*** Material supplied Section Begins ***

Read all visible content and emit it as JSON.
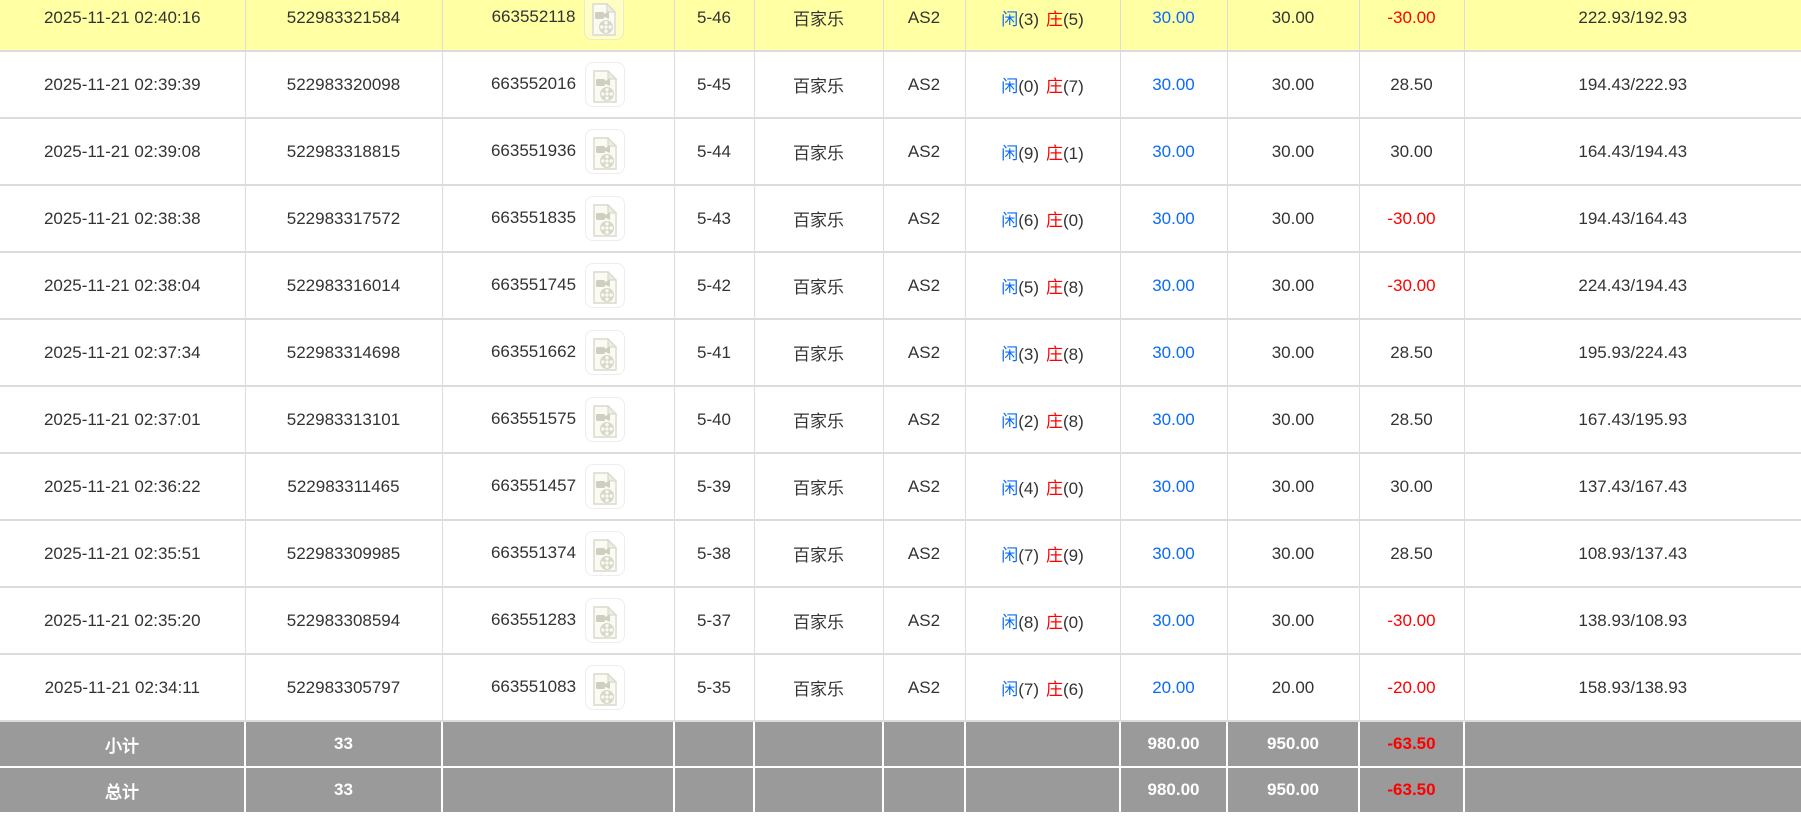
{
  "colors": {
    "highlight_row_bg": "#FFFFA3",
    "accent_blue": "#0B6BF8",
    "negative_red": "#FF0000",
    "summary_row_bg": "#9A9A9A",
    "row_border": "#DCDCDC"
  },
  "icons": {
    "video_replay": "video-file-icon"
  },
  "table": {
    "rows": [
      {
        "time": "2025-11-21 02:40:16",
        "order_id": "522983321584",
        "game_id": "663552118",
        "round": "5-46",
        "game_type": "百家乐",
        "table_name": "AS2",
        "result": {
          "xian": "闲",
          "xian_score": "(3)",
          "zhuang": "庄",
          "zhuang_score": "(5)"
        },
        "bet": "30.00",
        "valid": "30.00",
        "winloss": "-30.00",
        "balance": "222.93/192.93",
        "highlighted": true
      },
      {
        "time": "2025-11-21 02:39:39",
        "order_id": "522983320098",
        "game_id": "663552016",
        "round": "5-45",
        "game_type": "百家乐",
        "table_name": "AS2",
        "result": {
          "xian": "闲",
          "xian_score": "(0)",
          "zhuang": "庄",
          "zhuang_score": "(7)"
        },
        "bet": "30.00",
        "valid": "30.00",
        "winloss": "28.50",
        "balance": "194.43/222.93",
        "highlighted": false
      },
      {
        "time": "2025-11-21 02:39:08",
        "order_id": "522983318815",
        "game_id": "663551936",
        "round": "5-44",
        "game_type": "百家乐",
        "table_name": "AS2",
        "result": {
          "xian": "闲",
          "xian_score": "(9)",
          "zhuang": "庄",
          "zhuang_score": "(1)"
        },
        "bet": "30.00",
        "valid": "30.00",
        "winloss": "30.00",
        "balance": "164.43/194.43",
        "highlighted": false
      },
      {
        "time": "2025-11-21 02:38:38",
        "order_id": "522983317572",
        "game_id": "663551835",
        "round": "5-43",
        "game_type": "百家乐",
        "table_name": "AS2",
        "result": {
          "xian": "闲",
          "xian_score": "(6)",
          "zhuang": "庄",
          "zhuang_score": "(0)"
        },
        "bet": "30.00",
        "valid": "30.00",
        "winloss": "-30.00",
        "balance": "194.43/164.43",
        "highlighted": false
      },
      {
        "time": "2025-11-21 02:38:04",
        "order_id": "522983316014",
        "game_id": "663551745",
        "round": "5-42",
        "game_type": "百家乐",
        "table_name": "AS2",
        "result": {
          "xian": "闲",
          "xian_score": "(5)",
          "zhuang": "庄",
          "zhuang_score": "(8)"
        },
        "bet": "30.00",
        "valid": "30.00",
        "winloss": "-30.00",
        "balance": "224.43/194.43",
        "highlighted": false
      },
      {
        "time": "2025-11-21 02:37:34",
        "order_id": "522983314698",
        "game_id": "663551662",
        "round": "5-41",
        "game_type": "百家乐",
        "table_name": "AS2",
        "result": {
          "xian": "闲",
          "xian_score": "(3)",
          "zhuang": "庄",
          "zhuang_score": "(8)"
        },
        "bet": "30.00",
        "valid": "30.00",
        "winloss": "28.50",
        "balance": "195.93/224.43",
        "highlighted": false
      },
      {
        "time": "2025-11-21 02:37:01",
        "order_id": "522983313101",
        "game_id": "663551575",
        "round": "5-40",
        "game_type": "百家乐",
        "table_name": "AS2",
        "result": {
          "xian": "闲",
          "xian_score": "(2)",
          "zhuang": "庄",
          "zhuang_score": "(8)"
        },
        "bet": "30.00",
        "valid": "30.00",
        "winloss": "28.50",
        "balance": "167.43/195.93",
        "highlighted": false
      },
      {
        "time": "2025-11-21 02:36:22",
        "order_id": "522983311465",
        "game_id": "663551457",
        "round": "5-39",
        "game_type": "百家乐",
        "table_name": "AS2",
        "result": {
          "xian": "闲",
          "xian_score": "(4)",
          "zhuang": "庄",
          "zhuang_score": "(0)"
        },
        "bet": "30.00",
        "valid": "30.00",
        "winloss": "30.00",
        "balance": "137.43/167.43",
        "highlighted": false
      },
      {
        "time": "2025-11-21 02:35:51",
        "order_id": "522983309985",
        "game_id": "663551374",
        "round": "5-38",
        "game_type": "百家乐",
        "table_name": "AS2",
        "result": {
          "xian": "闲",
          "xian_score": "(7)",
          "zhuang": "庄",
          "zhuang_score": "(9)"
        },
        "bet": "30.00",
        "valid": "30.00",
        "winloss": "28.50",
        "balance": "108.93/137.43",
        "highlighted": false
      },
      {
        "time": "2025-11-21 02:35:20",
        "order_id": "522983308594",
        "game_id": "663551283",
        "round": "5-37",
        "game_type": "百家乐",
        "table_name": "AS2",
        "result": {
          "xian": "闲",
          "xian_score": "(8)",
          "zhuang": "庄",
          "zhuang_score": "(0)"
        },
        "bet": "30.00",
        "valid": "30.00",
        "winloss": "-30.00",
        "balance": "138.93/108.93",
        "highlighted": false
      },
      {
        "time": "2025-11-21 02:34:11",
        "order_id": "522983305797",
        "game_id": "663551083",
        "round": "5-35",
        "game_type": "百家乐",
        "table_name": "AS2",
        "result": {
          "xian": "闲",
          "xian_score": "(7)",
          "zhuang": "庄",
          "zhuang_score": "(6)"
        },
        "bet": "20.00",
        "valid": "20.00",
        "winloss": "-20.00",
        "balance": "158.93/138.93",
        "highlighted": false
      }
    ],
    "summary_rows": [
      {
        "label": "小计",
        "count": "33",
        "bet": "980.00",
        "valid": "950.00",
        "winloss": "-63.50"
      },
      {
        "label": "总计",
        "count": "33",
        "bet": "980.00",
        "valid": "950.00",
        "winloss": "-63.50"
      }
    ]
  }
}
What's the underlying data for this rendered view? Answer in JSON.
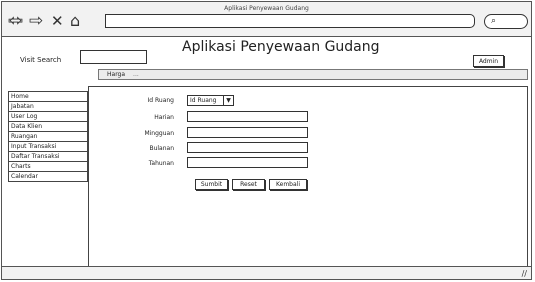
{
  "window": {
    "title": "Aplikasi Penyewaan Gudang"
  },
  "browser": {
    "search_glyph": "⌕"
  },
  "app": {
    "title": "Aplikasi Penyewaan Gudang"
  },
  "header": {
    "visit_search_label": "Visit Search",
    "visit_search_value": "",
    "admin_label": "Admin"
  },
  "breadcrumb": {
    "text": "Harga",
    "suffix": "..."
  },
  "sidebar": {
    "items": [
      {
        "label": "Home"
      },
      {
        "label": "Jabatan"
      },
      {
        "label": "User Log"
      },
      {
        "label": "Data Klien"
      },
      {
        "label": "Ruangan"
      },
      {
        "label": "Input Transaksi"
      },
      {
        "label": "Daftar Transaksi"
      },
      {
        "label": "Charts"
      },
      {
        "label": "Calendar"
      }
    ]
  },
  "form": {
    "id_ruang_label": "Id Ruang",
    "id_ruang_value": "Id Ruang",
    "harian_label": "Harian",
    "mingguan_label": "Mingguan",
    "bulanan_label": "Bulanan",
    "tahunan_label": "Tahunan",
    "submit_label": "Sumbit",
    "reset_label": "Reset",
    "kembali_label": "Kembali"
  }
}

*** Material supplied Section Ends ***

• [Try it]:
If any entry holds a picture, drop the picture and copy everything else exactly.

• [Answer below]:
Read all visible content and emit it as JSON.
{
  "colors": {
    "highlight_row_bg": "#FFFFA3",
    "accent_blue": "#0B6BF8",
    "negative_red": "#FF0000",
    "summary_row_bg": "#9A9A9A",
    "row_border": "#DCDCDC"
  },
  "icons": {
    "video_replay": "video-file-icon"
  },
  "table": {
    "rows": [
      {
        "time": "2025-11-21 02:40:16",
        "order_id": "522983321584",
        "game_id": "663552118",
        "round": "5-46",
        "game_type": "百家乐",
        "table_name": "AS2",
        "result": {
          "xian": "闲",
          "xian_score": "(3)",
          "zhuang": "庄",
          "zhuang_score": "(5)"
        },
        "bet": "30.00",
        "valid": "30.00",
        "winloss": "-30.00",
        "balance": "222.93/192.93",
        "highlighted": true
      },
      {
        "time": "2025-11-21 02:39:39",
        "order_id": "522983320098",
        "game_id": "663552016",
        "round": "5-45",
        "game_type": "百家乐",
        "table_name": "AS2",
        "result": {
          "xian": "闲",
          "xian_score": "(0)",
          "zhuang": "庄",
          "zhuang_score": "(7)"
        },
        "bet": "30.00",
        "valid": "30.00",
        "winloss": "28.50",
        "balance": "194.43/222.93",
        "highlighted": false
      },
      {
        "time": "2025-11-21 02:39:08",
        "order_id": "522983318815",
        "game_id": "663551936",
        "round": "5-44",
        "game_type": "百家乐",
        "table_name": "AS2",
        "result": {
          "xian": "闲",
          "xian_score": "(9)",
          "zhuang": "庄",
          "zhuang_score": "(1)"
        },
        "bet": "30.00",
        "valid": "30.00",
        "winloss": "30.00",
        "balance": "164.43/194.43",
        "highlighted": false
      },
      {
        "time": "2025-11-21 02:38:38",
        "order_id": "522983317572",
        "game_id": "663551835",
        "round": "5-43",
        "game_type": "百家乐",
        "table_name": "AS2",
        "result": {
          "xian": "闲",
          "xian_score": "(6)",
          "zhuang": "庄",
          "zhuang_score": "(0)"
        },
        "bet": "30.00",
        "valid": "30.00",
        "winloss": "-30.00",
        "balance": "194.43/164.43",
        "highlighted": false
      },
      {
        "time": "2025-11-21 02:38:04",
        "order_id": "522983316014",
        "game_id": "663551745",
        "round": "5-42",
        "game_type": "百家乐",
        "table_name": "AS2",
        "result": {
          "xian": "闲",
          "xian_score": "(5)",
          "zhuang": "庄",
          "zhuang_score": "(8)"
        },
        "bet": "30.00",
        "valid": "30.00",
        "winloss": "-30.00",
        "balance": "224.43/194.43",
        "highlighted": false
      },
      {
        "time": "2025-11-21 02:37:34",
        "order_id": "522983314698",
        "game_id": "663551662",
        "round": "5-41",
        "game_type": "百家乐",
        "table_name": "AS2",
        "result": {
          "xian": "闲",
          "xian_score": "(3)",
          "zhuang": "庄",
          "zhuang_score": "(8)"
        },
        "bet": "30.00",
        "valid": "30.00",
        "winloss": "28.50",
        "balance": "195.93/224.43",
        "highlighted": false
      },
      {
        "time": "2025-11-21 02:37:01",
        "order_id": "522983313101",
        "game_id": "663551575",
        "round": "5-40",
        "game_type": "百家乐",
        "table_name": "AS2",
        "result": {
          "xian": "闲",
          "xian_score": "(2)",
          "zhuang": "庄",
          "zhuang_score": "(8)"
        },
        "bet": "30.00",
        "valid": "30.00",
        "winloss": "28.50",
        "balance": "167.43/195.93",
        "highlighted": false
      },
      {
        "time": "2025-11-21 02:36:22",
        "order_id": "522983311465",
        "game_id": "663551457",
        "round": "5-39",
        "game_type": "百家乐",
        "table_name": "AS2",
        "result": {
          "xian": "闲",
          "xian_score": "(4)",
          "zhuang": "庄",
          "zhuang_score": "(0)"
        },
        "bet": "30.00",
        "valid": "30.00",
        "winloss": "30.00",
        "balance": "137.43/167.43",
        "highlighted": false
      },
      {
        "time": "2025-11-21 02:35:51",
        "order_id": "522983309985",
        "game_id": "663551374",
        "round": "5-38",
        "game_type": "百家乐",
        "table_name": "AS2",
        "result": {
          "xian": "闲",
          "xian_score": "(7)",
          "zhuang": "庄",
          "zhuang_score": "(9)"
        },
        "bet": "30.00",
        "valid": "30.00",
        "winloss": "28.50",
        "balance": "108.93/137.43",
        "highlighted": false
      },
      {
        "time": "2025-11-21 02:35:20",
        "order_id": "522983308594",
        "game_id": "663551283",
        "round": "5-37",
        "game_type": "百家乐",
        "table_name": "AS2",
        "result": {
          "xian": "闲",
          "xian_score": "(8)",
          "zhuang": "庄",
          "zhuang_score": "(0)"
        },
        "bet": "30.00",
        "valid": "30.00",
        "winloss": "-30.00",
        "balance": "138.93/108.93",
        "highlighted": false
      },
      {
        "time": "2025-11-21 02:34:11",
        "order_id": "522983305797",
        "game_id": "663551083",
        "round": "5-35",
        "game_type": "百家乐",
        "table_name": "AS2",
        "result": {
          "xian": "闲",
          "xian_score": "(7)",
          "zhuang": "庄",
          "zhuang_score": "(6)"
        },
        "bet": "20.00",
        "valid": "20.00",
        "winloss": "-20.00",
        "balance": "158.93/138.93",
        "highlighted": false
      }
    ],
    "summary_rows": [
      {
        "label": "小计",
        "count": "33",
        "bet": "980.00",
        "valid": "950.00",
        "winloss": "-63.50"
      },
      {
        "label": "总计",
        "count": "33",
        "bet": "980.00",
        "valid": "950.00",
        "winloss": "-63.50"
      }
    ]
  }
}
What's the underlying data for this rendered view? Answer in JSON.
{
  "window": {
    "title": "Aplikasi Penyewaan Gudang"
  },
  "browser": {
    "search_glyph": "⌕"
  },
  "app": {
    "title": "Aplikasi Penyewaan Gudang"
  },
  "header": {
    "visit_search_label": "Visit Search",
    "visit_search_value": "",
    "admin_label": "Admin"
  },
  "breadcrumb": {
    "text": "Harga",
    "suffix": "..."
  },
  "sidebar": {
    "items": [
      {
        "label": "Home"
      },
      {
        "label": "Jabatan"
      },
      {
        "label": "User Log"
      },
      {
        "label": "Data Klien"
      },
      {
        "label": "Ruangan"
      },
      {
        "label": "Input Transaksi"
      },
      {
        "label": "Daftar Transaksi"
      },
      {
        "label": "Charts"
      },
      {
        "label": "Calendar"
      }
    ]
  },
  "form": {
    "id_ruang_label": "Id Ruang",
    "id_ruang_value": "Id Ruang",
    "harian_label": "Harian",
    "mingguan_label": "Mingguan",
    "bulanan_label": "Bulanan",
    "tahunan_label": "Tahunan",
    "submit_label": "Sumbit",
    "reset_label": "Reset",
    "kembali_label": "Kembali"
  }
}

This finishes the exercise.